Prompt:
Where does the word "steps" occur in the entries below? Copy every line that has it.

[Interface dataset entries]

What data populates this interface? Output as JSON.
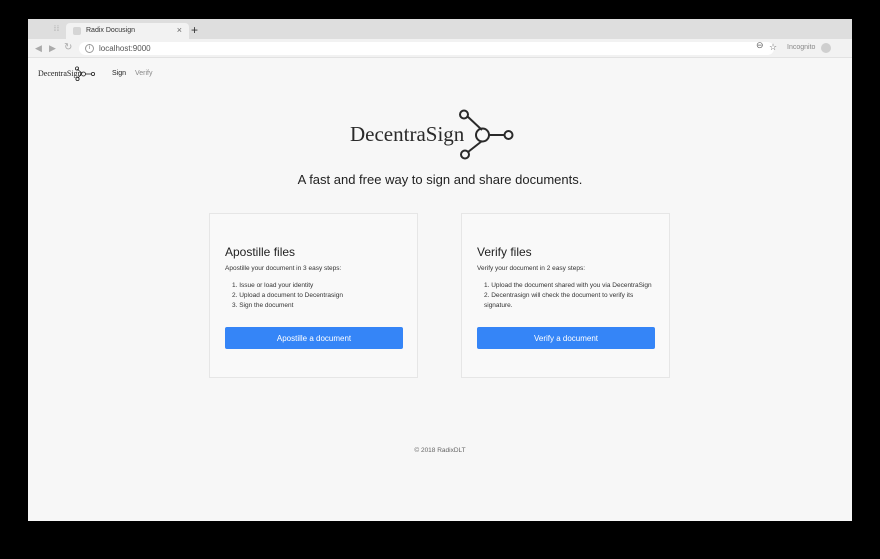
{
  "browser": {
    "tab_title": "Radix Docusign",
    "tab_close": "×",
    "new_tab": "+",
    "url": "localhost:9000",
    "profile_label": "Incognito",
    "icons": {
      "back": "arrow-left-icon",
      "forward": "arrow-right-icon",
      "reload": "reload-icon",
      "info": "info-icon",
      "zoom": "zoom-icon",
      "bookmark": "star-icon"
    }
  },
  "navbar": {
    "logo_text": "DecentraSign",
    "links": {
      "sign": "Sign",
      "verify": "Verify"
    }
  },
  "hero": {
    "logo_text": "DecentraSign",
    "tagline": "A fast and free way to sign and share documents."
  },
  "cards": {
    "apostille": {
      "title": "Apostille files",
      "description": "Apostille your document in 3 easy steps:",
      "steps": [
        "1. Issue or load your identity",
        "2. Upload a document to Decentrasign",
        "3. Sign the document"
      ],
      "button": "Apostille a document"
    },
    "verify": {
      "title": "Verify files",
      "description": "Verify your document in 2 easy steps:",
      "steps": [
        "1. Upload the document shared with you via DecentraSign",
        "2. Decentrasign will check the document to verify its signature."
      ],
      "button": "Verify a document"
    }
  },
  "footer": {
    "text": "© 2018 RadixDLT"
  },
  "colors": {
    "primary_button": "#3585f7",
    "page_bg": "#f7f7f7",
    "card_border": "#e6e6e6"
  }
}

Solution for this exercise:
      "description": "Apostille your document in 3 easy steps:",
      "steps": [
      "description": "Verify your document in 2 easy steps:",
      "steps": [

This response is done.